In the entries below, find the lines that contain the word "true" and copy them.

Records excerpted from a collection
-----

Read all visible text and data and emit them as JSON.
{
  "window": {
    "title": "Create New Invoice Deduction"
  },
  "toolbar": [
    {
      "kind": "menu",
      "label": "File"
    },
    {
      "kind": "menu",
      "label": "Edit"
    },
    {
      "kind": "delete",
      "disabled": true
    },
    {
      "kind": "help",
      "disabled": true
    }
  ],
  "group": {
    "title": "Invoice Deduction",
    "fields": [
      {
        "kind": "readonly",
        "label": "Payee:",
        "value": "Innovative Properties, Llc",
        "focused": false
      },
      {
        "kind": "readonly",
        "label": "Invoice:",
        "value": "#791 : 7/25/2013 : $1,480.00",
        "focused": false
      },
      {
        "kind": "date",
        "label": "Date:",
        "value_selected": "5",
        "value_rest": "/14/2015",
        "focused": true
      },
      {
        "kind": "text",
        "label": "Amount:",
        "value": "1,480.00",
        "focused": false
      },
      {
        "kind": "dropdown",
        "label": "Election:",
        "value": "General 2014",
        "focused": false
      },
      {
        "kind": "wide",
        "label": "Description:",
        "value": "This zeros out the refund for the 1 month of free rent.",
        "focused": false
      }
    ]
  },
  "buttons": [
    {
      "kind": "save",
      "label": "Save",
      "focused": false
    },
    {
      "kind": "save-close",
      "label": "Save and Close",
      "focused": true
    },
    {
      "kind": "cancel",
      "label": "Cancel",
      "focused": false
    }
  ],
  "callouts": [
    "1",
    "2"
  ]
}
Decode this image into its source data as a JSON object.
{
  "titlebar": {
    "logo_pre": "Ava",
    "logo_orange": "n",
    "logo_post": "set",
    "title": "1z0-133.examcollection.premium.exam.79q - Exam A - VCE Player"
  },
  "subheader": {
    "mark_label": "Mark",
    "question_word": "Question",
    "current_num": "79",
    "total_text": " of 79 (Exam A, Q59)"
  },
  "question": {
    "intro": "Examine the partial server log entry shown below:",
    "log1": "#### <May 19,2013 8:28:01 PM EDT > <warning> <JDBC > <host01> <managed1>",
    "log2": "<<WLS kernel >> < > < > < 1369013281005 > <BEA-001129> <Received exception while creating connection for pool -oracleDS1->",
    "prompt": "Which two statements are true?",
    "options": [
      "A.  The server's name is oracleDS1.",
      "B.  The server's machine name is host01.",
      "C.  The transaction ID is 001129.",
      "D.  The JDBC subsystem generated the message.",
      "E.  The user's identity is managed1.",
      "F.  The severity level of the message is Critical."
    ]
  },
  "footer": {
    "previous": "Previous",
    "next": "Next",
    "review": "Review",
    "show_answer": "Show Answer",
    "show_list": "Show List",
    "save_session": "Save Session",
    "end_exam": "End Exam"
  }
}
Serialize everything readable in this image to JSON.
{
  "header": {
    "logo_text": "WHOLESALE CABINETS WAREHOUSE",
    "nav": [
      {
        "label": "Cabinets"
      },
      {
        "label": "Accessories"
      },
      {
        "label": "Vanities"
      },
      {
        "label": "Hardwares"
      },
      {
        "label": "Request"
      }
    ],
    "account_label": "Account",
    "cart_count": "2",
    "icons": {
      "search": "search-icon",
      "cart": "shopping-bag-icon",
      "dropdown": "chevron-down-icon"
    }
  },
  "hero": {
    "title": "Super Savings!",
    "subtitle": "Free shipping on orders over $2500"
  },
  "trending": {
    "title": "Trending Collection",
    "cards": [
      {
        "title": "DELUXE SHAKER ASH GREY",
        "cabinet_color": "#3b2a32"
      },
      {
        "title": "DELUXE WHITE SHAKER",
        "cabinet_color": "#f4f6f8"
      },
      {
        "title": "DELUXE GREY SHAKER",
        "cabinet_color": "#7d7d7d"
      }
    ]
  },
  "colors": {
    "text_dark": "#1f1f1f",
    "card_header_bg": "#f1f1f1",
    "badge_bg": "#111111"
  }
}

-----

**Written answer:**
      "disabled": true
      "disabled": true
        "focused": true
      "focused": true
    "prompt": "Which two statements are true?",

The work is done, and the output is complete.